The student body is better served by a newspaper that can focus entirely on providing important and engaging information. Once a university enters the picture you get one thing: censorship.

Here’s how I feel about censorship: The first thing you see when you enter my office is a poster about the First Amendment that declares: "CENSORSHIP: the dirtiest word of them all."

Newspapers are collectively struggling with how to survive in a world that is finding its news more and more frequently on the Internet. I’ve said it before and I’ll say it again that I don’t think newspapers will ever disappear entirely. But they will have to change.

I just hope that change for the Collegian is never to give up its independence.

Monday, November 06, 2006

"Stop the presses!"

At about 3:30 a.m. yesterday, I came close to achieving one of my lifelong dreams.

It’s a fantasy of most journalists, I reckon.

That dream is to say sincerely and with conviction: "Stop the presses!"
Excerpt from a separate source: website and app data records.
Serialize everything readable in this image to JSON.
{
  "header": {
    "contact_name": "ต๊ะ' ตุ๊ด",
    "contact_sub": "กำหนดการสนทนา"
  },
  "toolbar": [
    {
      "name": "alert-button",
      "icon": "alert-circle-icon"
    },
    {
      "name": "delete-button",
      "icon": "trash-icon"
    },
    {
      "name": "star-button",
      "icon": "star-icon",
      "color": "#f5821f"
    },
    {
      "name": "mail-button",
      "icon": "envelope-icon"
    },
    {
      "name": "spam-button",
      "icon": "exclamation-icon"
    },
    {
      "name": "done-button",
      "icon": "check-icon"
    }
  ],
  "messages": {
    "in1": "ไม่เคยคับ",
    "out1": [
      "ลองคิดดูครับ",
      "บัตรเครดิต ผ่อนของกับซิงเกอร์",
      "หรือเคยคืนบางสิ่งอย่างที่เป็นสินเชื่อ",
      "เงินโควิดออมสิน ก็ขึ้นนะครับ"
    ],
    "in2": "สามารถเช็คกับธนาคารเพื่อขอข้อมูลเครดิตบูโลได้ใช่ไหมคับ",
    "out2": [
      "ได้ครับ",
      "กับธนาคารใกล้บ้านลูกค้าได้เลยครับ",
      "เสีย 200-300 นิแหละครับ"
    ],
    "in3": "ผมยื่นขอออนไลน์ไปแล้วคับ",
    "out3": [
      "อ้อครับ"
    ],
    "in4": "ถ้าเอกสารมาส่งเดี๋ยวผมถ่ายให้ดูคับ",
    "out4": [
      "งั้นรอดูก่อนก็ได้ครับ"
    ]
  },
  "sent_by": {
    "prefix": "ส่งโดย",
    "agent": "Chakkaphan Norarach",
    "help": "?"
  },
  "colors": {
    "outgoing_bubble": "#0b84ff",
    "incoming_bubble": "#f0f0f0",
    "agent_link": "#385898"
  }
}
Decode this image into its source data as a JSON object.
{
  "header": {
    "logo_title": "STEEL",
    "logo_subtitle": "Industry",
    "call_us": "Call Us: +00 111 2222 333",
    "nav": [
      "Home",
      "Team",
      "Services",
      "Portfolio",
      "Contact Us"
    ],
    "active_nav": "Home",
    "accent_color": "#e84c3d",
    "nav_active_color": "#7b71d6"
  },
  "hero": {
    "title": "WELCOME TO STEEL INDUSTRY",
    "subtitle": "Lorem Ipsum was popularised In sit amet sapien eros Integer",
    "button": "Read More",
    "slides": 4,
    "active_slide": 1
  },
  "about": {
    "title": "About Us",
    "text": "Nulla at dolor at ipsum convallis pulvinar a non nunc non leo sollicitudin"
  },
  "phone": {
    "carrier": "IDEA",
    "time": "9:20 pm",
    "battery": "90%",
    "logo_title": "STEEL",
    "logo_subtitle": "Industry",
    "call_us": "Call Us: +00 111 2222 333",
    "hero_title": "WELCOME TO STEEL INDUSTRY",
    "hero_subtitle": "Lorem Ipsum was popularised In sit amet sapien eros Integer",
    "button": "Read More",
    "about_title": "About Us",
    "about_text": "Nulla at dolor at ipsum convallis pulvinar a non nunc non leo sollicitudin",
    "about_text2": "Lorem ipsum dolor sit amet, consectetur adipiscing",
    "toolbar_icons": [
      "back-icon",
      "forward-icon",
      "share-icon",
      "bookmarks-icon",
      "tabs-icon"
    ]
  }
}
Unfortunately, those exact words never did come out of my mouth. I regret that wholeheartedly.

But I was at the Collegian between the hours of 2:30 and 5 a.m. with another unfortunate soul while we fixed a front-page error and re-sent the page to the press in Lewistown.

It was an experience, to say the least.

By the time my dream message reached the press operators in Lewistown, 5,000 copies of the Collegian had already been printed, I’ve been told.

What the heck was the egregious error, I’m sure you’re wondering.

Our story about Paul Posluszny’s new Penn State tackle record was mistakenly
replaced by the story we ran in Friday’s paper - which previewed the possibility that Posluszny could bypass the former tackle record held by Greg Buttle at Saturday’s game against Wisconsin.

He did. We wrote the correct story, edited the correct story and then placed the wrong story.

It was an innocent mistake, one that can happen easily when deadline pressure peaks around midnight and oodles of story names all start to look the same.

Nonetheless, it was a big boo-boo and one that required decisive action when someone realized the error at about 2:30 a.m.

But please don’t misunderstand.

I was hardly thrilled to be the bearer of bad news for the press operators in Lewistown who were surely backed up as a result of the Collegian’s error.

It was a learning process, however.

If there’s one thing I’ve learned since taking this position, it’s that something will always go wrong and that all you can do is fix it and move on.

I think that’s probably true for most professions.

Most mistakes made in other professions, however, aren’t delivered to the dormitories and classrooms of 40,000 of your best friends.

Luckily, last night we were able to deliver one less.